Whatever lines the data contains, output all of them unchanged.

Dataset rows for apps and sites:
+ + + + +

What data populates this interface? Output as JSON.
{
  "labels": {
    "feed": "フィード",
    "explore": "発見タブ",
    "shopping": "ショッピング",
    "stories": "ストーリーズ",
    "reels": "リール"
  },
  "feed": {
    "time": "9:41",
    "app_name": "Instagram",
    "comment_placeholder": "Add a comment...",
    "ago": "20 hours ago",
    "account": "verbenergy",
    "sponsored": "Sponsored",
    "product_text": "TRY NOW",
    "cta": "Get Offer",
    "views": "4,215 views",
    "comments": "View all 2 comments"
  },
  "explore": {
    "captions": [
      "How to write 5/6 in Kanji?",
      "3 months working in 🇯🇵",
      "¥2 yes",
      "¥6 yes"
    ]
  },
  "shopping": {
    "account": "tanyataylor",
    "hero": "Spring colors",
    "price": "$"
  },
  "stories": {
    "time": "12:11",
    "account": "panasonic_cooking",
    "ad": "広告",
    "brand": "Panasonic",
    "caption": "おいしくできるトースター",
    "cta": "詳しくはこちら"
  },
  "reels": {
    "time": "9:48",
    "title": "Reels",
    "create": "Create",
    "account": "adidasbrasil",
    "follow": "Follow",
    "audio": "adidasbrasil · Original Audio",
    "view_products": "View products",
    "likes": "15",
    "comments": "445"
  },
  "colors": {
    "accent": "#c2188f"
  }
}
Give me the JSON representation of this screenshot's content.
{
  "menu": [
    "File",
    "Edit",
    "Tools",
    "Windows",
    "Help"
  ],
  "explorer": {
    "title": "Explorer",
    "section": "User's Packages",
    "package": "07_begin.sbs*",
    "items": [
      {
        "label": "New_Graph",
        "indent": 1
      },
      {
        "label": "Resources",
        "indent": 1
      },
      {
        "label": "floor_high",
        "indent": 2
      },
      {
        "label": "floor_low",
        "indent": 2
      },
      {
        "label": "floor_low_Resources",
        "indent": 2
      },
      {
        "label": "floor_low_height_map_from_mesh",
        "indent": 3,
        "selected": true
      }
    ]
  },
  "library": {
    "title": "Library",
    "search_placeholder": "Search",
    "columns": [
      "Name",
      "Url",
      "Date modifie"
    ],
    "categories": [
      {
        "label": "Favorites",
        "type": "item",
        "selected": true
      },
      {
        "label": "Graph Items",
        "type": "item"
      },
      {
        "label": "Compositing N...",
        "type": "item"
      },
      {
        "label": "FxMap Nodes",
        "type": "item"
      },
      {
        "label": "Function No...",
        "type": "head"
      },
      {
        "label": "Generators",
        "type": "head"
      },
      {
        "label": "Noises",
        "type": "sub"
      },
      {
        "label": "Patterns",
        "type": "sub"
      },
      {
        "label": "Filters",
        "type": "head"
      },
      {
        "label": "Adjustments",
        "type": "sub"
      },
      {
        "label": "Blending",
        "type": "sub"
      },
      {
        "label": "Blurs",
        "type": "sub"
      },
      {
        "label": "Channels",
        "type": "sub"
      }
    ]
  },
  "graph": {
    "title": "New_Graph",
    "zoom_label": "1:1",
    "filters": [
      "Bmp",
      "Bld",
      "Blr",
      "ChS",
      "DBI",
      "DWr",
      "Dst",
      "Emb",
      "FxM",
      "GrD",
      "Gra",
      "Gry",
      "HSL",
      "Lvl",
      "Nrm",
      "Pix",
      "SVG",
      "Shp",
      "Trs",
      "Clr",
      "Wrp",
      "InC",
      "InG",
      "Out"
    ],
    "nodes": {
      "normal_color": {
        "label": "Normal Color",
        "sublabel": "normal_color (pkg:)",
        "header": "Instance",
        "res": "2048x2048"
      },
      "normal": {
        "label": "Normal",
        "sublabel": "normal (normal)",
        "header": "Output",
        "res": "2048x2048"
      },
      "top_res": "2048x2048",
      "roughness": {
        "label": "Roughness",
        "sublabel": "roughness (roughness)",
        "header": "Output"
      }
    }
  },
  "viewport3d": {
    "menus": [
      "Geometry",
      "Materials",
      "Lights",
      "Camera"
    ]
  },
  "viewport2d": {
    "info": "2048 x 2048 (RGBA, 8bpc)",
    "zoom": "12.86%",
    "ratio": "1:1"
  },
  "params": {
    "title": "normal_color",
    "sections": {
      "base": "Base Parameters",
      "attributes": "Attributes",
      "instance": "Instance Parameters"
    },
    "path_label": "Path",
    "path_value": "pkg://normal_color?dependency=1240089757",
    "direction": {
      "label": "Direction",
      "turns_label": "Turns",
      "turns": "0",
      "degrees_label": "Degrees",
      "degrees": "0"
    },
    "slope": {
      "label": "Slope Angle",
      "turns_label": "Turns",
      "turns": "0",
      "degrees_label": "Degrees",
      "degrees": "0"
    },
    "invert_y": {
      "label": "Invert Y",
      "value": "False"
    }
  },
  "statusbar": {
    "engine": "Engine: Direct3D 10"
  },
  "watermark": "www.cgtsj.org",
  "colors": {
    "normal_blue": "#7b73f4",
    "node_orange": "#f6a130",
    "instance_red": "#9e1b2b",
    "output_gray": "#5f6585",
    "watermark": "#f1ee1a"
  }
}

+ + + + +

RESPONSE TO THE EXERCISE —
What data populates this interface? Output as JSON.
{
  "labels": {
    "feed": "フィード",
    "explore": "発見タブ",
    "shopping": "ショッピング",
    "stories": "ストーリーズ",
    "reels": "リール"
  },
  "feed": {
    "time": "9:41",
    "app_name": "Instagram",
    "comment_placeholder": "Add a comment...",
    "ago": "20 hours ago",
    "account": "verbenergy",
    "sponsored": "Sponsored",
    "product_text": "TRY NOW",
    "cta": "Get Offer",
    "views": "4,215 views",
    "comments": "View all 2 comments"
  },
  "explore": {
    "captions": [
      "How to write 5/6 in Kanji?",
      "3 months working in 🇯🇵",
      "¥2 yes",
      "¥6 yes"
    ]
  },
  "shopping": {
    "account": "tanyataylor",
    "hero": "Spring colors",
    "price": "$"
  },
  "stories": {
    "time": "12:11",
    "account": "panasonic_cooking",
    "ad": "広告",
    "brand": "Panasonic",
    "caption": "おいしくできるトースター",
    "cta": "詳しくはこちら"
  },
  "reels": {
    "time": "9:48",
    "title": "Reels",
    "create": "Create",
    "account": "adidasbrasil",
    "follow": "Follow",
    "audio": "adidasbrasil · Original Audio",
    "view_products": "View products",
    "likes": "15",
    "comments": "445"
  },
  "colors": {
    "accent": "#c2188f"
  }
}
Give me the JSON representation of this screenshot's content.
{
  "menu": [
    "File",
    "Edit",
    "Tools",
    "Windows",
    "Help"
  ],
  "explorer": {
    "title": "Explorer",
    "section": "User's Packages",
    "package": "07_begin.sbs*",
    "items": [
      {
        "label": "New_Graph",
        "indent": 1
      },
      {
        "label": "Resources",
        "indent": 1
      },
      {
        "label": "floor_high",
        "indent": 2
      },
      {
        "label": "floor_low",
        "indent": 2
      },
      {
        "label": "floor_low_Resources",
        "indent": 2
      },
      {
        "label": "floor_low_height_map_from_mesh",
        "indent": 3,
        "selected": true
      }
    ]
  },
  "library": {
    "title": "Library",
    "search_placeholder": "Search",
    "columns": [
      "Name",
      "Url",
      "Date modifie"
    ],
    "categories": [
      {
        "label": "Favorites",
        "type": "item",
        "selected": true
      },
      {
        "label": "Graph Items",
        "type": "item"
      },
      {
        "label": "Compositing N...",
        "type": "item"
      },
      {
        "label": "FxMap Nodes",
        "type": "item"
      },
      {
        "label": "Function No...",
        "type": "head"
      },
      {
        "label": "Generators",
        "type": "head"
      },
      {
        "label": "Noises",
        "type": "sub"
      },
      {
        "label": "Patterns",
        "type": "sub"
      },
      {
        "label": "Filters",
        "type": "head"
      },
      {
        "label": "Adjustments",
        "type": "sub"
      },
      {
        "label": "Blending",
        "type": "sub"
      },
      {
        "label": "Blurs",
        "type": "sub"
      },
      {
        "label": "Channels",
        "type": "sub"
      }
    ]
  },
  "graph": {
    "title": "New_Graph",
    "zoom_label": "1:1",
    "filters": [
      "Bmp",
      "Bld",
      "Blr",
      "ChS",
      "DBI",
      "DWr",
      "Dst",
      "Emb",
      "FxM",
      "GrD",
      "Gra",
      "Gry",
      "HSL",
      "Lvl",
      "Nrm",
      "Pix",
      "SVG",
      "Shp",
      "Trs",
      "Clr",
      "Wrp",
      "InC",
      "InG",
      "Out"
    ],
    "nodes": {
      "normal_color": {
        "label": "Normal Color",
        "sublabel": "normal_color (pkg:)",
        "header": "Instance",
        "res": "2048x2048"
      },
      "normal": {
        "label": "Normal",
        "sublabel": "normal (normal)",
        "header": "Output",
        "res": "2048x2048"
      },
      "top_res": "2048x2048",
      "roughness": {
        "label": "Roughness",
        "sublabel": "roughness (roughness)",
        "header": "Output"
      }
    }
  },
  "viewport3d": {
    "menus": [
      "Geometry",
      "Materials",
      "Lights",
      "Camera"
    ]
  },
  "viewport2d": {
    "info": "2048 x 2048 (RGBA, 8bpc)",
    "zoom": "12.86%",
    "ratio": "1:1"
  },
  "params": {
    "title": "normal_color",
    "sections": {
      "base": "Base Parameters",
      "attributes": "Attributes",
      "instance": "Instance Parameters"
    },
    "path_label": "Path",
    "path_value": "pkg://normal_color?dependency=1240089757",
    "direction": {
      "label": "Direction",
      "turns_label": "Turns",
      "turns": "0",
      "degrees_label": "Degrees",
      "degrees": "0"
    },
    "slope": {
      "label": "Slope Angle",
      "turns_label": "Turns",
      "turns": "0",
      "degrees_label": "Degrees",
      "degrees": "0"
    },
    "invert_y": {
      "label": "Invert Y",
      "value": "False"
    }
  },
  "statusbar": {
    "engine": "Engine: Direct3D 10"
  },
  "watermark": "www.cgtsj.org",
  "colors": {
    "normal_blue": "#7b73f4",
    "node_orange": "#f6a130",
    "instance_red": "#9e1b2b",
    "output_gray": "#5f6585",
    "watermark": "#f1ee1a"
  }
}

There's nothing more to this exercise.